== Exercise ==
Set down every line below, word for word.

——

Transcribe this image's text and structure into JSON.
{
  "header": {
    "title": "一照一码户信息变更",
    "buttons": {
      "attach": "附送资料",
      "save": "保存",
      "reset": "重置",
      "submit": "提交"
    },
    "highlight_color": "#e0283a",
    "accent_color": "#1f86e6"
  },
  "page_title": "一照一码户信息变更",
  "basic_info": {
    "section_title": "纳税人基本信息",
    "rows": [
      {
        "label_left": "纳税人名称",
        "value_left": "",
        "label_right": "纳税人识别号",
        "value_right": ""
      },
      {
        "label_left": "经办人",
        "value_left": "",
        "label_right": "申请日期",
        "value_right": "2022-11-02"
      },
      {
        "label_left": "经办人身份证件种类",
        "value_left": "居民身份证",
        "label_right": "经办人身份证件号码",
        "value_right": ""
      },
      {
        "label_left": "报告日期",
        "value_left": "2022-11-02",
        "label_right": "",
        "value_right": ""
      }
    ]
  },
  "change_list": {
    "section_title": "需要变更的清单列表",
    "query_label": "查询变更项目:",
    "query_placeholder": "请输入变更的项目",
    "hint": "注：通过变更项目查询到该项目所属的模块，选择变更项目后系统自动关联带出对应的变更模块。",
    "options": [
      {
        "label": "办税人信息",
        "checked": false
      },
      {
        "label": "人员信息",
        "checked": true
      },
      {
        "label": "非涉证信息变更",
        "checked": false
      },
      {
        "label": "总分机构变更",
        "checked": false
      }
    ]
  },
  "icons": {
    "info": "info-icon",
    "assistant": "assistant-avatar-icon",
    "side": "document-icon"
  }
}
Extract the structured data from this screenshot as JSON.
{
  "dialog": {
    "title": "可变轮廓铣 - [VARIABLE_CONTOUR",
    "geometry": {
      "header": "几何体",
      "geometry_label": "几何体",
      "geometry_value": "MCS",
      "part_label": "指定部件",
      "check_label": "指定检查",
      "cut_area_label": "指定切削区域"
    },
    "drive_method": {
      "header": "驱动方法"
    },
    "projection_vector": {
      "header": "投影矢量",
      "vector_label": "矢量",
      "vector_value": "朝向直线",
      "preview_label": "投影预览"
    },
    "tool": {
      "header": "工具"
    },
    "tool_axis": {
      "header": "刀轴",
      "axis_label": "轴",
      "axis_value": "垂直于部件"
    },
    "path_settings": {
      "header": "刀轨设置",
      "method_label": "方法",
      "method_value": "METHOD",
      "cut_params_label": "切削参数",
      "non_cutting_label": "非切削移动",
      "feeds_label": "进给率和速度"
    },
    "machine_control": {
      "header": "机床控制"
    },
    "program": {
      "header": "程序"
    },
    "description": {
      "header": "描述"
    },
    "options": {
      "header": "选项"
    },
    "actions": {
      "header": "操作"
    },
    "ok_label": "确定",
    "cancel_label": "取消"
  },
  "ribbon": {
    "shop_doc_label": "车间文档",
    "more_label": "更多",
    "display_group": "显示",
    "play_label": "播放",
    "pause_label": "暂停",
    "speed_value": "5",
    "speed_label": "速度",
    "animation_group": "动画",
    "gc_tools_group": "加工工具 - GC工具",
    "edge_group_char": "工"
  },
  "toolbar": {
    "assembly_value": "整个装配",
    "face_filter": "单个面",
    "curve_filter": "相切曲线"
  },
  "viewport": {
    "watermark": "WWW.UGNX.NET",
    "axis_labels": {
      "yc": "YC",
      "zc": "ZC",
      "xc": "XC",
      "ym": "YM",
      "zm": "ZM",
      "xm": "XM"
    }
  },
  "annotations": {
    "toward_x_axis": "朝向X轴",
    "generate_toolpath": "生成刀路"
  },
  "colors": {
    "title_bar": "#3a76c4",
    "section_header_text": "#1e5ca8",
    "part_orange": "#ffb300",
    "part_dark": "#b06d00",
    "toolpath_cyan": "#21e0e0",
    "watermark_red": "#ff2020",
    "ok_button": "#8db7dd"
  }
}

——

== Result of this task ==
Transcribe this image's text and structure into JSON.
{
  "header": {
    "title": "一照一码户信息变更",
    "buttons": {
      "attach": "附送资料",
      "save": "保存",
      "reset": "重置",
      "submit": "提交"
    },
    "highlight_color": "#e0283a",
    "accent_color": "#1f86e6"
  },
  "page_title": "一照一码户信息变更",
  "basic_info": {
    "section_title": "纳税人基本信息",
    "rows": [
      {
        "label_left": "纳税人名称",
        "value_left": "",
        "label_right": "纳税人识别号",
        "value_right": ""
      },
      {
        "label_left": "经办人",
        "value_left": "",
        "label_right": "申请日期",
        "value_right": "2022-11-02"
      },
      {
        "label_left": "经办人身份证件种类",
        "value_left": "居民身份证",
        "label_right": "经办人身份证件号码",
        "value_right": ""
      },
      {
        "label_left": "报告日期",
        "value_left": "2022-11-02",
        "label_right": "",
        "value_right": ""
      }
    ]
  },
  "change_list": {
    "section_title": "需要变更的清单列表",
    "query_label": "查询变更项目:",
    "query_placeholder": "请输入变更的项目",
    "hint": "注：通过变更项目查询到该项目所属的模块，选择变更项目后系统自动关联带出对应的变更模块。",
    "options": [
      {
        "label": "办税人信息",
        "checked": false
      },
      {
        "label": "人员信息",
        "checked": true
      },
      {
        "label": "非涉证信息变更",
        "checked": false
      },
      {
        "label": "总分机构变更",
        "checked": false
      }
    ]
  },
  "icons": {
    "info": "info-icon",
    "assistant": "assistant-avatar-icon",
    "side": "document-icon"
  }
}
Extract the structured data from this screenshot as JSON.
{
  "dialog": {
    "title": "可变轮廓铣 - [VARIABLE_CONTOUR",
    "geometry": {
      "header": "几何体",
      "geometry_label": "几何体",
      "geometry_value": "MCS",
      "part_label": "指定部件",
      "check_label": "指定检查",
      "cut_area_label": "指定切削区域"
    },
    "drive_method": {
      "header": "驱动方法"
    },
    "projection_vector": {
      "header": "投影矢量",
      "vector_label": "矢量",
      "vector_value": "朝向直线",
      "preview_label": "投影预览"
    },
    "tool": {
      "header": "工具"
    },
    "tool_axis": {
      "header": "刀轴",
      "axis_label": "轴",
      "axis_value": "垂直于部件"
    },
    "path_settings": {
      "header": "刀轨设置",
      "method_label": "方法",
      "method_value": "METHOD",
      "cut_params_label": "切削参数",
      "non_cutting_label": "非切削移动",
      "feeds_label": "进给率和速度"
    },
    "machine_control": {
      "header": "机床控制"
    },
    "program": {
      "header": "程序"
    },
    "description": {
      "header": "描述"
    },
    "options": {
      "header": "选项"
    },
    "actions": {
      "header": "操作"
    },
    "ok_label": "确定",
    "cancel_label": "取消"
  },
  "ribbon": {
    "shop_doc_label": "车间文档",
    "more_label": "更多",
    "display_group": "显示",
    "play_label": "播放",
    "pause_label": "暂停",
    "speed_value": "5",
    "speed_label": "速度",
    "animation_group": "动画",
    "gc_tools_group": "加工工具 - GC工具",
    "edge_group_char": "工"
  },
  "toolbar": {
    "assembly_value": "整个装配",
    "face_filter": "单个面",
    "curve_filter": "相切曲线"
  },
  "viewport": {
    "watermark": "WWW.UGNX.NET",
    "axis_labels": {
      "yc": "YC",
      "zc": "ZC",
      "xc": "XC",
      "ym": "YM",
      "zm": "ZM",
      "xm": "XM"
    }
  },
  "annotations": {
    "toward_x_axis": "朝向X轴",
    "generate_toolpath": "生成刀路"
  },
  "colors": {
    "title_bar": "#3a76c4",
    "section_header_text": "#1e5ca8",
    "part_orange": "#ffb300",
    "part_dark": "#b06d00",
    "toolpath_cyan": "#21e0e0",
    "watermark_red": "#ff2020",
    "ok_button": "#8db7dd"
  }
}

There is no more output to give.